Data for this task:
= = = = = = =

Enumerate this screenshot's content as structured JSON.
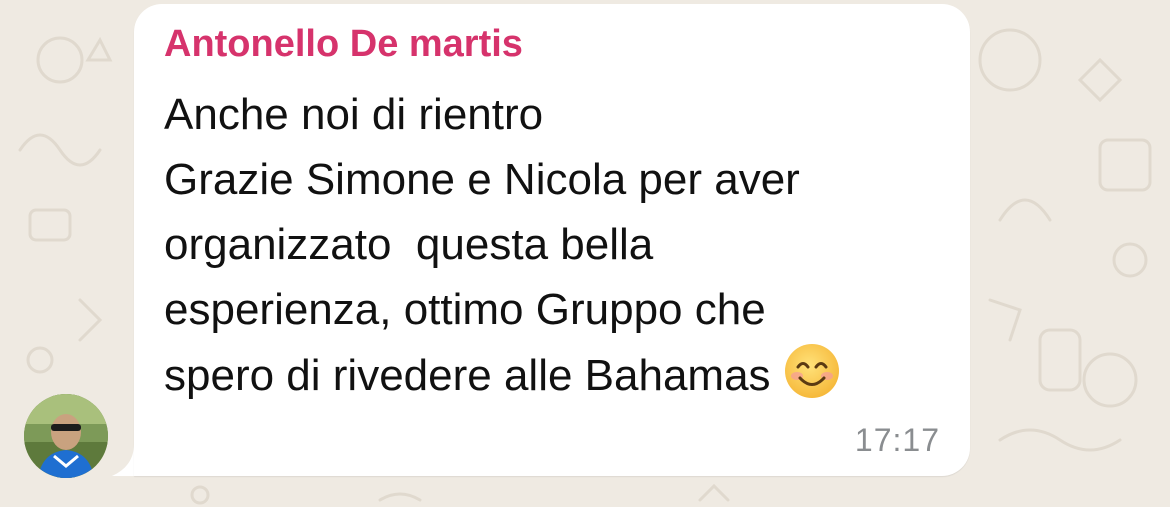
{
  "message": {
    "sender": "Antonello De martis",
    "sender_color": "#d6336c",
    "lines": [
      "Anche noi di rientro",
      "Grazie Simone e Nicola per aver",
      "organizzato  questa bella",
      "esperienza, ottimo Gruppo che",
      "spero di rivedere alle Bahamas"
    ],
    "emoji": "smiling-face-icon",
    "time": "17:17"
  },
  "colors": {
    "chat_background": "#efeae2",
    "bubble": "#ffffff",
    "timestamp": "#8a8d90"
  }
}
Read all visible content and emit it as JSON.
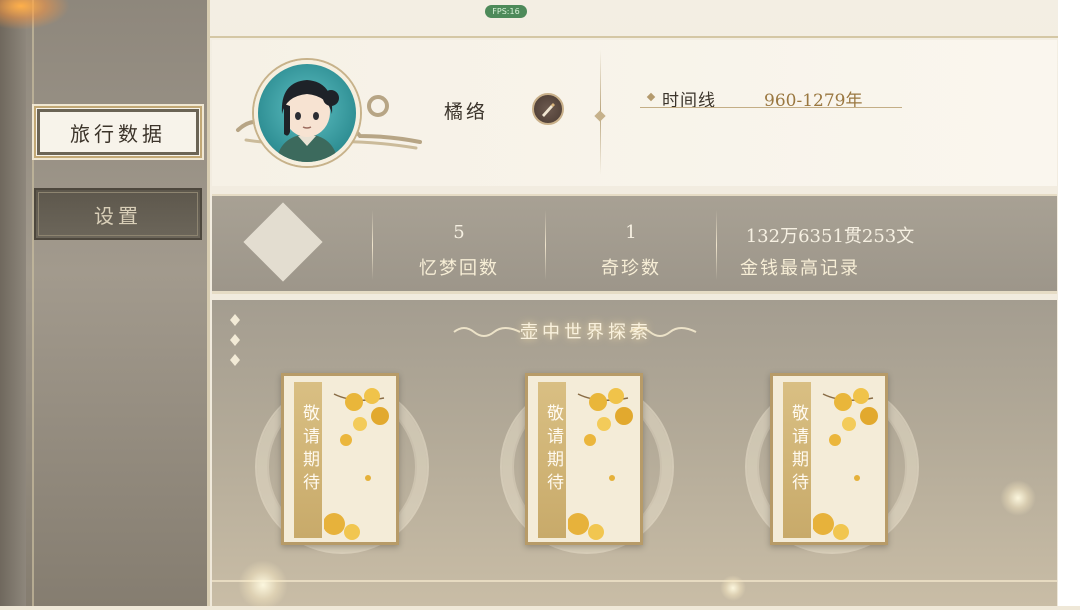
{
  "fps_badge": "FPS:16",
  "sidebar": {
    "tabs": [
      {
        "label": "旅行数据",
        "active": true
      },
      {
        "label": "设置",
        "active": false
      }
    ]
  },
  "profile": {
    "name": "橘络",
    "edit_icon": "brush-icon",
    "timeline_label": "时间线",
    "timeline_value": "960-1279年"
  },
  "stats": [
    {
      "value": "5",
      "label": "忆梦回数"
    },
    {
      "value": "1",
      "label": "奇珍数"
    },
    {
      "value": "132万6351贯253文",
      "label": "金钱最高记录"
    }
  ],
  "explore": {
    "title": "壶中世界探索",
    "cards": [
      {
        "text": "敬请期待"
      },
      {
        "text": "敬请期待"
      },
      {
        "text": "敬请期待"
      }
    ]
  },
  "colors": {
    "accent_gold": "#9a7740",
    "panel_light": "#f6f1e6",
    "band_gray": "#a8a194"
  }
}
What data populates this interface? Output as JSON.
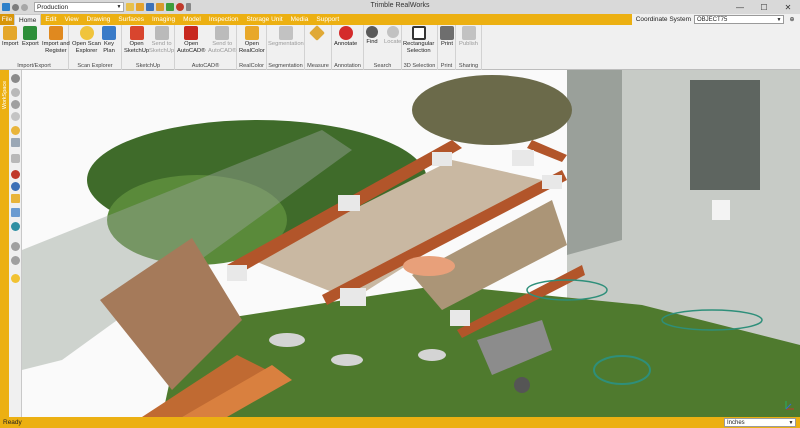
{
  "app": {
    "title": "Trimble RealWorks",
    "project": "Production"
  },
  "window": {
    "minimize": "—",
    "maximize": "☐",
    "close": "✕"
  },
  "menu": {
    "file": "File",
    "tabs": [
      "Home",
      "Edit",
      "View",
      "Drawing",
      "Surfaces",
      "Imaging",
      "Model",
      "Inspection",
      "Storage Unit",
      "Media",
      "Support"
    ]
  },
  "coordinate": {
    "label": "Coordinate System",
    "value": "OBJECT75",
    "extra": "⊕"
  },
  "ribbon": {
    "import": "Import",
    "export": "Export",
    "import_register": "Import and\nRegister",
    "open_scan_explorer": "Open Scan\nExplorer",
    "key_plan": "Key\nPlan",
    "open_sketchup": "Open\nSketchUp",
    "send_sketchup": "Send to\nSketchUp",
    "open_autocad": "Open\nAutoCAD®",
    "send_autocad": "Send to\nAutoCAD®",
    "open_realcolor": "Open\nRealColor",
    "segmentation": "Segmentation",
    "measure": "Measure",
    "annotate": "Annotate",
    "find": "Find",
    "locate": "Locate",
    "rect_selection": "Rectangular\nSelection",
    "print": "Print",
    "publish": "Publish",
    "groups": {
      "import_export": "Import/Export",
      "scan_explorer": "Scan Explorer",
      "sketchup": "SketchUp",
      "autocad": "AutoCAD®",
      "realcolor": "RealColor",
      "segmentation": "Segmentation",
      "measure": "Measure",
      "annotation": "Annotation",
      "search": "Search",
      "selection3d": "3D Selection",
      "print": "Print",
      "sharing": "Sharing"
    }
  },
  "sidebar": {
    "label": "WorkSpace"
  },
  "status": {
    "text": "Ready",
    "units": "Inches"
  },
  "colors": {
    "accent": "#ecb012",
    "ribbon": "#f0f0f0",
    "grass": "#4f7a2e",
    "wood": "#b2552a",
    "paver": "#c9b8a2",
    "wall": "#c7cbc6"
  }
}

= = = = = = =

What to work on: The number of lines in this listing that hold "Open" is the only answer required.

Solution to the exercise: 4